Engagement in the Age of the Customer
What are the consequences for companies that fail to understand the customer relationship or lag in focusing on the customer?
The momentum of the past 30 years of Internet and mobile technology development is propelling us into a new era, one where the dynamic between businesses and their customers has flipped. Consumer buying habits and attitudes have changed. People are more discriminating and more likely to brand hop, more difficult to acquire and keep as customers; offer acceptance rates are plummeting, while churn rates and customer service costs are escalating, all of which are consequences of the lack of a customer relationship.
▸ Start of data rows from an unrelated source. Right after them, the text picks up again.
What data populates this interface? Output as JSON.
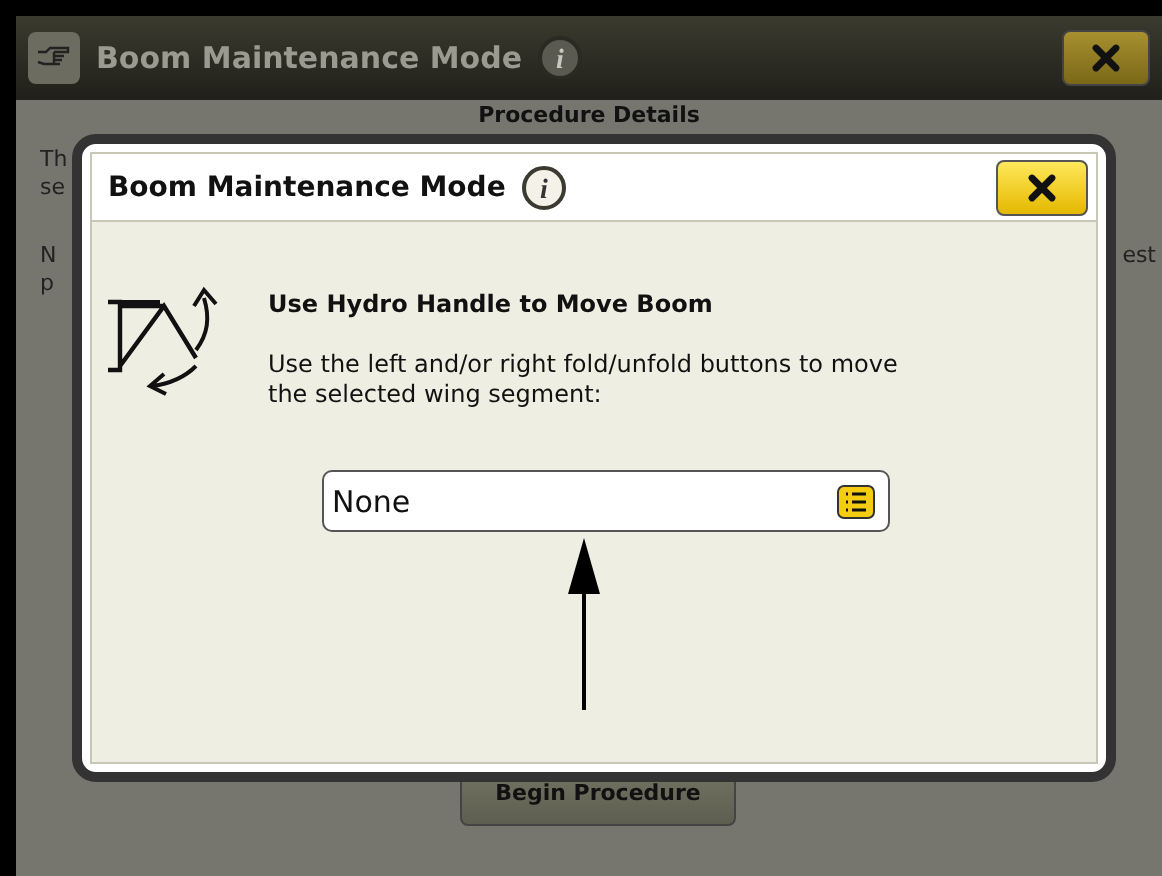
{
  "background_window": {
    "title": "Boom Maintenance Mode",
    "info_glyph": "i",
    "subheader": "Procedure Details",
    "text_fragments_left": [
      "Th",
      "se",
      "N",
      "p"
    ],
    "text_fragment_right": "est",
    "begin_button": "Begin Procedure"
  },
  "dialog": {
    "title": "Boom Maintenance Mode",
    "info_glyph": "i",
    "heading": "Use Hydro Handle to Move Boom",
    "instruction": "Use the left and/or right fold/unfold buttons to move the selected wing segment:",
    "segment_select": {
      "value": "None"
    }
  }
}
Price and product have become less important as differentiators, and businesses find themselves competing more on the quality and consistency of the experience they can provide. Consumers now hold the power and demand to be met on their own terms, and businesses must learn to meet those needs. Otherwise, they risk being overtaken or having their business models disrupted.
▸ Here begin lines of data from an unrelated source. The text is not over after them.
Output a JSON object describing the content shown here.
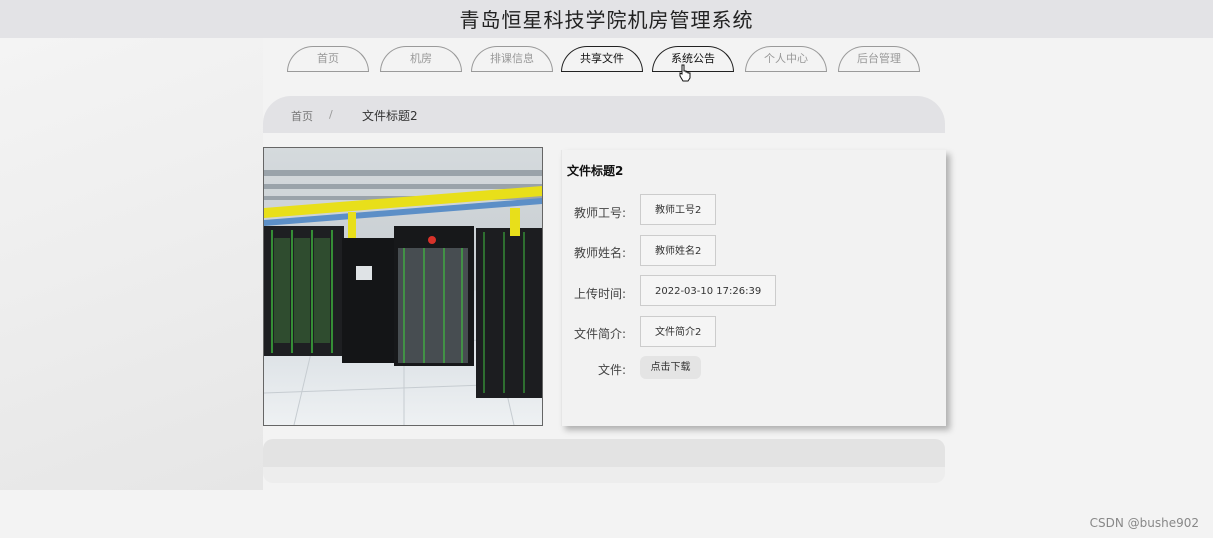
{
  "site_title": "青岛恒星科技学院机房管理系统",
  "nav": {
    "items": [
      "首页",
      "机房",
      "排课信息",
      "共享文件",
      "系统公告",
      "个人中心",
      "后台管理"
    ]
  },
  "breadcrumb": {
    "home": "首页",
    "separator": "/",
    "current": "文件标题2"
  },
  "detail": {
    "title": "文件标题2",
    "fields": [
      {
        "label": "教师工号:",
        "value": "教师工号2"
      },
      {
        "label": "教师姓名:",
        "value": "教师姓名2"
      },
      {
        "label": "上传时间:",
        "value": "2022-03-10 17:26:39"
      },
      {
        "label": "文件简介:",
        "value": "文件简介2"
      }
    ],
    "file_label": "文件:",
    "download_label": "点击下载"
  },
  "watermark": "CSDN @bushe902",
  "colors": {
    "header_bg": "#e3e3e6",
    "page_bg": "#f3f3f3",
    "rail_yellow": "#e8df1a",
    "rack_green": "#3fbf3f"
  },
  "icons": {
    "cursor": "hand-pointer-icon"
  }
}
“You have all these things that essentially allow the consumers to get what they want, when they want, how they want—all through an app,” says Brian Solis,
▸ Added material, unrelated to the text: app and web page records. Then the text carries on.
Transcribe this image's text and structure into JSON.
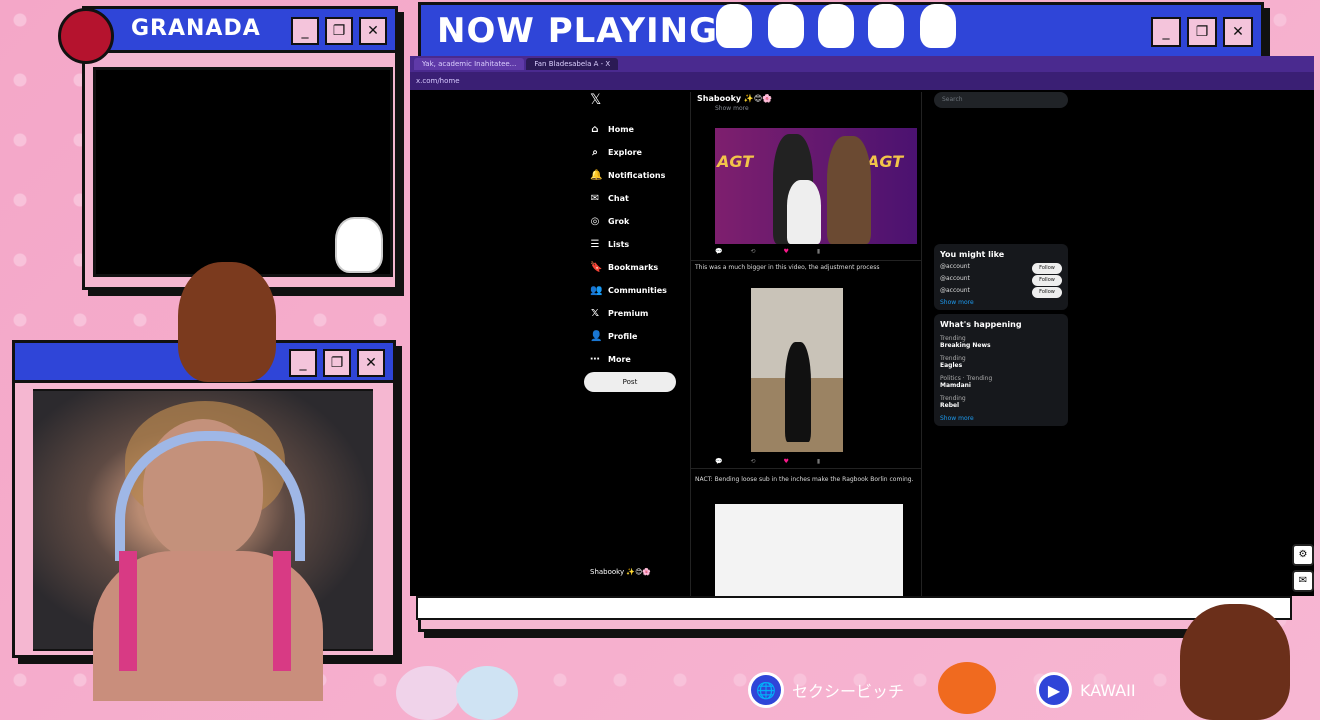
{
  "granada_window": {
    "title": "GRANADA"
  },
  "now_window": {
    "title": "NOW PLAYING"
  },
  "window_controls": {
    "minimize": "_",
    "maximize": "❐",
    "close": "✕"
  },
  "browser": {
    "tabs": [
      "Yak, academic Inahitatee...",
      "Fan Bladesabela A - X"
    ],
    "url": "x.com/home"
  },
  "x_nav": {
    "logo": "𝕏",
    "items": [
      {
        "icon": "⌂",
        "label": "Home"
      },
      {
        "icon": "⌕",
        "label": "Explore"
      },
      {
        "icon": "🔔",
        "label": "Notifications"
      },
      {
        "icon": "✉",
        "label": "Chat"
      },
      {
        "icon": "◎",
        "label": "Grok"
      },
      {
        "icon": "☰",
        "label": "Lists"
      },
      {
        "icon": "🔖",
        "label": "Bookmarks"
      },
      {
        "icon": "👥",
        "label": "Communities"
      },
      {
        "icon": "𝕏",
        "label": "Premium"
      },
      {
        "icon": "👤",
        "label": "Profile"
      },
      {
        "icon": "⋯",
        "label": "More"
      }
    ],
    "post_button": "Post",
    "account": "Shabooky ✨😊🌸"
  },
  "feed": {
    "header_name": "Shabooky ✨😊🌸",
    "header_sub": "Show more",
    "tweet2_text": "This was a much bigger in this video, the adjustment process",
    "tweet3_text": "NACT: Bending loose sub in the inches make the Ragbook Borlin coming."
  },
  "right_col": {
    "search_placeholder": "Search",
    "you_might_like": "You might like",
    "follow_label": "Follow",
    "whats_happening": "What's happening",
    "show_more": "Show more",
    "trends": [
      {
        "title": "Breaking News",
        "sub": "Trending"
      },
      {
        "title": "Eagles",
        "sub": "Trending"
      },
      {
        "title": "Mamdani",
        "sub": "Politics · Trending"
      },
      {
        "title": "Rebel",
        "sub": "Trending"
      }
    ]
  },
  "dock": {
    "item1_label": "セクシービッチ",
    "item2_label": "KAWAII"
  },
  "colors": {
    "titlebar": "#2f45d8",
    "window_bg": "#f5b7d1",
    "page_bg": "#f3a9c9"
  }
}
author of X, The Experience When Business Meets Design and former principal analyst at San Francisco based Altimeter Group, a research consultancy focused on disruptive technology. “This is important because it’s starting to condition the marketplace, and consumers specifically, to expect things their way.”
In this environment, it is increasingly critical that businesses deliver a high-quality experience, consistent across an ever-increasing number of digital and physical touch points, and increase customer engagement with their brands. This new consumer-led era is what consulting firm Forrester Research has termed the Age of the Customer, explaining on its website the need for businesses to meet the challenges of this age by aligning not around product or business line, but around the customer1: “A customer-obsessed enterprise focuses its strategy, its energy, and its budget on processes that enhance knowledge of and engagement with customers and prioritizes these over maintaining traditional competitive barriers.”